India follows suggestions to fight tax evasion by taking high denomination notes out of circulation … and introducing new ones. Until the end of the year, Indians may exchange the old banknotes against new ones, at banks or post offices, by identifying themselves. On his blog, J P Koning discusses earlier demonetization episodes in Iraq and Sweden.
India’s move does not exactly follow the well publicized suggestions currently debated. But it might work.
On his blog, J P Koning discusses Kenneth Rogoff’s proposal to abolish high denomination notes (discussed earlier). Koning concludes:
I agree with Rogoff’s general point that it makes sense to burden cash users with ever more work since this burden disproportionately falls on heavy users like criminals. But Rogoff hasn’t yet convinced me that the status quo policy of gradually increasing the workload involved in cash usage (via inflation) needs to be sped up by a sudden removal of every bill above the $10. After all, the Swedes are setting an example of how a policy of gradualism can be twinned with tax policy in order to get some of the very effects that Rogoff advocates, namely pulling people out of the underground economy into the legal economy.
Koning refers to Martin Enlund’s post on the Nordea blog; Enlund suggests that decreased cash demand in Sweden may partly be due to policy reforms that rendered tax evasion less attractive.
An OECD report proposes measures to slow the decline in the performance of school children in Sweden. They include (pp. 8-9):
… setting clear and high expectations for all students, building on current curriculum goals with a focus on developing core skills and enhancing skills for the 21st century.
…ensure a better disciplinary climate and teaching and learning approaches that respond to diverse student learning needs, including low and high performers.
Improve the access of disadvantaged families to information about schools and support them in making informed choices. In addition, introduce controlled choice schemes that supplement parental choice to ensure a more diverse distribution of students in schools.
Swiss Journal of Economics and Statistics 149(2), June 2013, with Christoph Schaltegger. PDF.

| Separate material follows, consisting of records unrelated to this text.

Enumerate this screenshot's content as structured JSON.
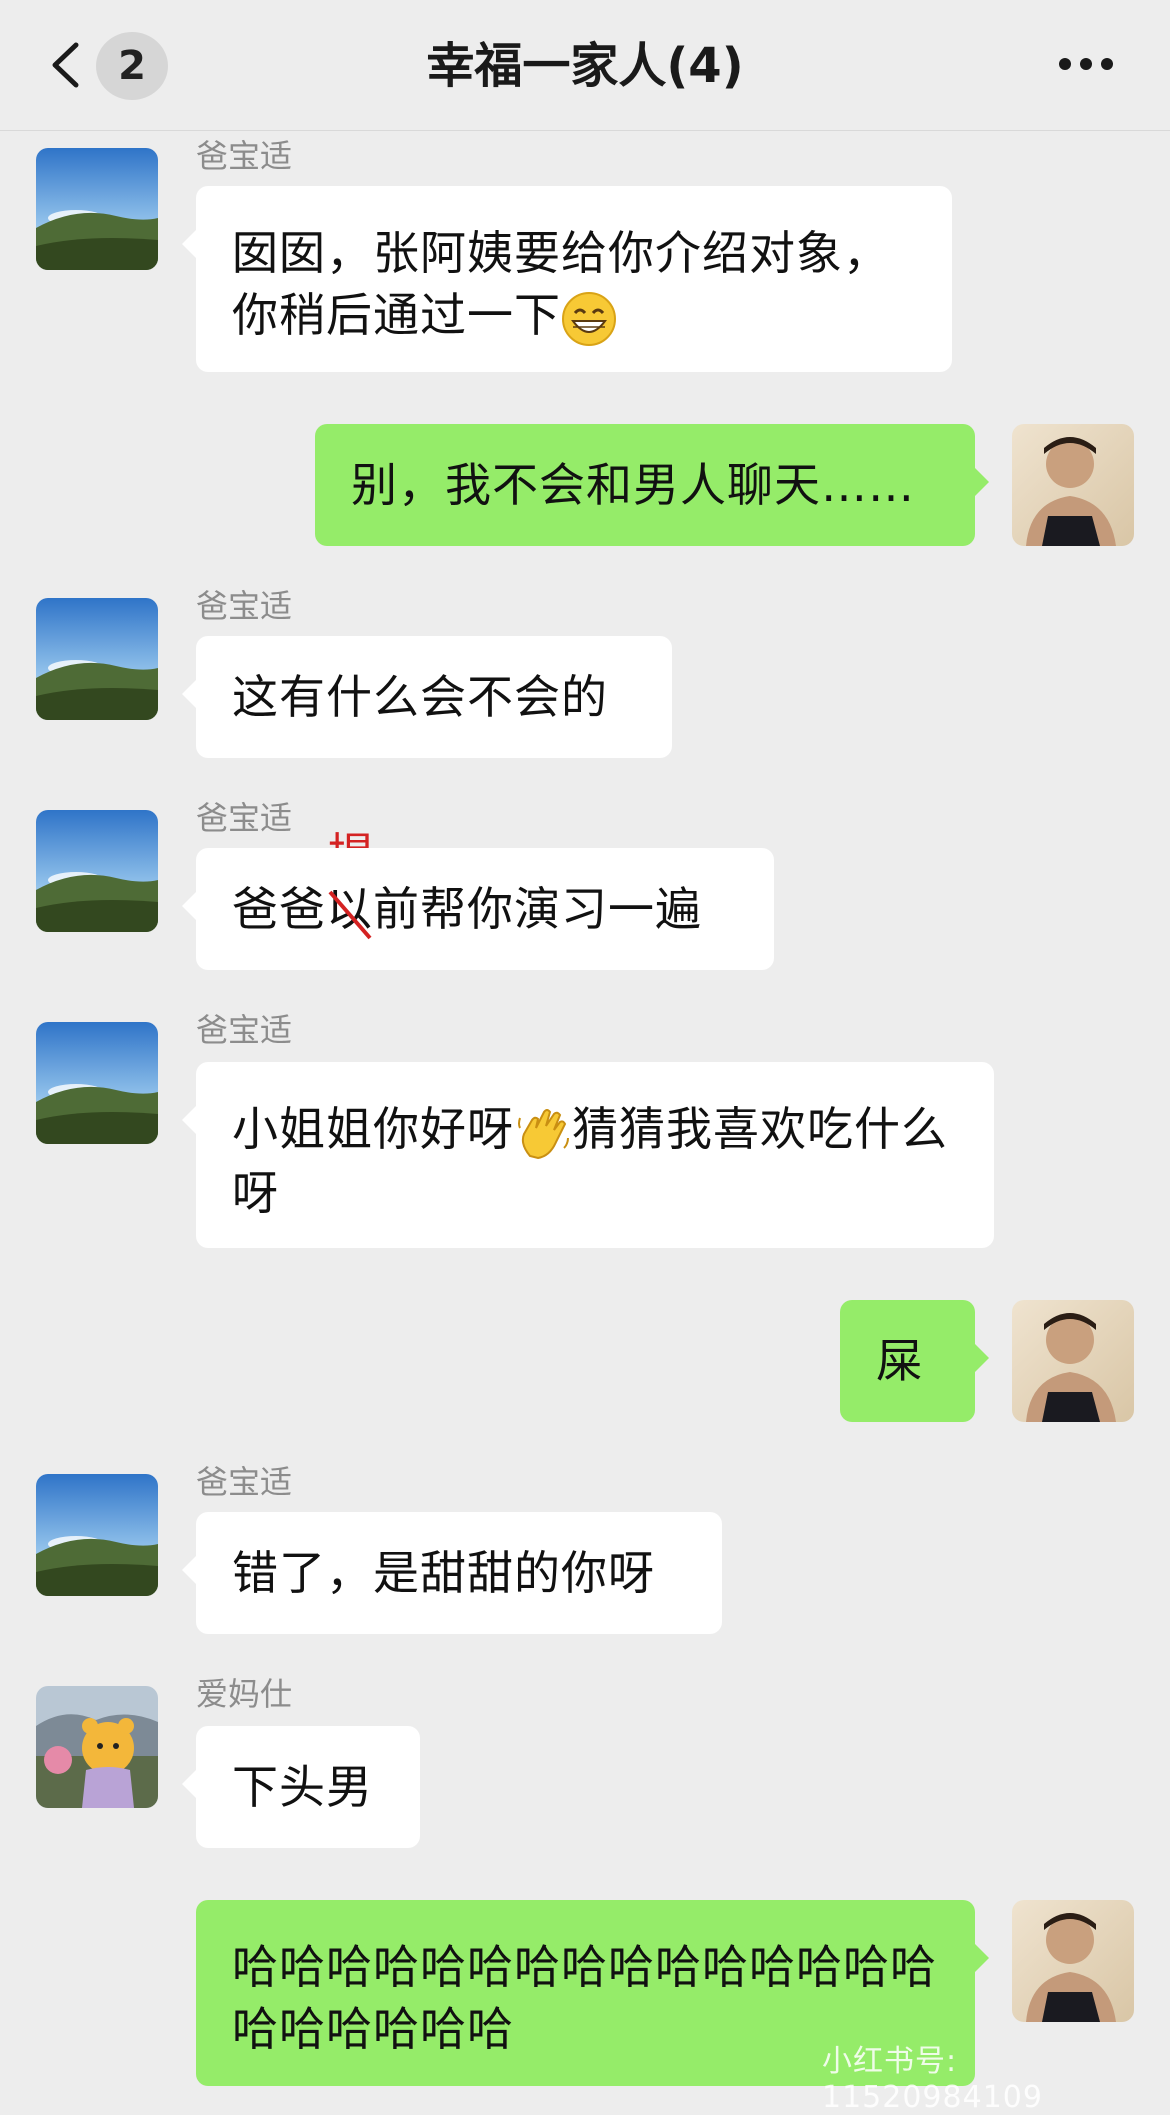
{
  "header": {
    "back_icon": "chevron-left-icon",
    "unread_count": "2",
    "title": "幸福一家人(4)",
    "more_icon": "more-dots-icon"
  },
  "messages": [
    {
      "sender": "爸宝适",
      "text": "囡囡，张阿姨要给你介绍对象，你稍后通过一下",
      "direction": "in",
      "emoji": "grinning-face"
    },
    {
      "sender": "",
      "text": "别，我不会和男人聊天……",
      "direction": "out"
    },
    {
      "sender": "爸宝适",
      "text": "这有什么会不会的",
      "direction": "in"
    },
    {
      "sender": "爸宝适",
      "text_before": "爸爸",
      "struck": "以",
      "text_after": "前帮你演习一遍",
      "correction": "提",
      "direction": "in"
    },
    {
      "sender": "爸宝适",
      "text_before": "小姐姐你好呀",
      "text_after": "猜猜我喜欢吃什么呀",
      "direction": "in",
      "emoji": "waving-hand"
    },
    {
      "sender": "",
      "text": "屎",
      "direction": "out"
    },
    {
      "sender": "爸宝适",
      "text": "错了，是甜甜的你呀",
      "direction": "in"
    },
    {
      "sender": "爱妈仕",
      "text": "下头男",
      "direction": "in"
    },
    {
      "sender": "",
      "text": "哈哈哈哈哈哈哈哈哈哈哈哈哈哈哈哈哈哈哈哈哈",
      "direction": "out"
    }
  ],
  "watermark": "小红书号: 11520984109",
  "colors": {
    "background": "#ededed",
    "outgoing_bubble": "#95ec69",
    "incoming_bubble": "#ffffff",
    "correction": "#d42222"
  }
}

In response to the rapid growth of public indebtedness during the 1990s, Switzerland enacted a constitutional budget restriction in 2003: the Swiss Debt Brake. Aimed at balancing the federal budget over the cycle the fiscal rule appears to have left its mark. At the debt brake’s tenth anniversary, Switzerland’s fiscal position has improved considerably. Several other countries have also implemented fiscal rules, but with mixed success. What lessons are there to be learned from these experiences?